 Harding, Sandra. 1988. Practical Consequences of Epistemological Choices. Communication & Cognition 21: 153-155.
“Restoring Knowledge as a Theoretical Focus of Library and Information Science” is concerned with the shift from knowledge to information as the theoretical basis of library and information science. Using this context he also explains the shift from the myth of library as place to the myth of the electronic library. Considering that this article was published in 1995 I see this piece as highly prescient. And, again, I see a direct connection with McNeill as Dick is using “myth” in a sense similar to McNeill and not in the late 20th century derogatory sense of “myth.”
I found this article excellent, prescient, and highly valuable to my developing critique of “information” as a basis for librarianship (and information science).
The sections of this article seem to be:
- Introduction (unlabeled)
- Different responses
- Value of conceptions of knowledge in the context of LIS
- Approaches to knowledge
- Divergent conceptions of knowledge in LIS literature
- Knowledge as an interrelated, dynamic unit
- Knowledge as differentiated into distinct types
- Knowledge as exosomatic and publicly accessible
- Conceptions of unrecorded knowledge
- Knowledge–information relationship
- Knowledge as a Dialectical process
- Conception of knowledge supporting the meaning of information in LIS
- Knowledge as a theoretical focus in LIS’s future
Regarding myth, he also provides the most blatant explanation of the ‘origin myth’ of information science that I have yet seen.
I will leave that discussion and the following brilliant critique of the conception of knowledge and information that that leads to to the effort of the interested reader. This discussion leads to another critical reason why it is that professional librarians and information scientists must be epistemologically aware of their commitments, theoretical and practical.
This article made my day! If you have any itch to be scratched regarding the importance of epistemology in LIS you would be hard pressed to do better than beginning with these 2 articles. If you desire further suggestions for reading on this topic do not hesitate to contact me as I would be more than glad to provide some suggestions.
Regarding the elided title and the seeming sectioning: Library databases have been giving me fits lately. Part of the problem is that now that I am 10 hours away from the wonderful LIS collections of UIUC I have to get a lot of older stuff electronically that I could have easily photocopied. Or even, heaven forbid, ILL the article and suffer someone else’s horrible job at photocopying. These assorted gripes may have to wait for a separate post. But back to this article.
I had to get this electronically, and thankfully it is available in some form, from EBSCO Professional Development Collection. The only option is a full-text HTML file. This file has absolutely no pagination indications, except for the starting page number listed in the article metadata section at the top of the page, and the title as I typed it at the top of the page. Also, the HTML markup of sections is not at all clear as to the actual hierarchy of the sectioning as, no doubt, the print version’s typography would have made abundantly clear.

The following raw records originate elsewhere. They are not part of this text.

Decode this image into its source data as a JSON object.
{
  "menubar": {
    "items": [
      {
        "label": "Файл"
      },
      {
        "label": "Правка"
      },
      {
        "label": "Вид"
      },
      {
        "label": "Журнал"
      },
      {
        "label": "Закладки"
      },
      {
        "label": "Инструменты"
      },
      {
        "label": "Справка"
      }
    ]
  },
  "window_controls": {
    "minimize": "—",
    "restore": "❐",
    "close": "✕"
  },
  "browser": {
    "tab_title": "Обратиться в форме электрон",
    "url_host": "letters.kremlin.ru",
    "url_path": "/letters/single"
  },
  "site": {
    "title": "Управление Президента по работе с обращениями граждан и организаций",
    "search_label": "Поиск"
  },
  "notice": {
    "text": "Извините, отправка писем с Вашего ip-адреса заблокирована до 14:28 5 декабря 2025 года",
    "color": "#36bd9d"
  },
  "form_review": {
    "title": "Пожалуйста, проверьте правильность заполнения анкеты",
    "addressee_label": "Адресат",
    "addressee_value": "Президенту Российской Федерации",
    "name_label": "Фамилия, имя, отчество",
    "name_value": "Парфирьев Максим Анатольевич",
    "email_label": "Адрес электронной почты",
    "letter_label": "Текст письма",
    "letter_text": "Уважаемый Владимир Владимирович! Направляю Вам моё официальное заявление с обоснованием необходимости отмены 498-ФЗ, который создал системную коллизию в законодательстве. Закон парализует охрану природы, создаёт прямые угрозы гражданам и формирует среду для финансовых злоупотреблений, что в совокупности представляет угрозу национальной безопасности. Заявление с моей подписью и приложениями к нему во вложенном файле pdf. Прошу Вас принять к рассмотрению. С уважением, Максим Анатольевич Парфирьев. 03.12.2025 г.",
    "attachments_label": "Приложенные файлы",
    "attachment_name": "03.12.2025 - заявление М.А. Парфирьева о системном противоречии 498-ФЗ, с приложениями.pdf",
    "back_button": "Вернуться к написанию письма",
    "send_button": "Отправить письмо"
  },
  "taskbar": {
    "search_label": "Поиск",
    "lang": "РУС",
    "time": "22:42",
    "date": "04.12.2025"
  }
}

EBSCO finds this scholarship so important that they provide me no real means of citing a paper that I find exceptionally important, and they even elide the article title in the provided metadata. Apoplexy, I have it.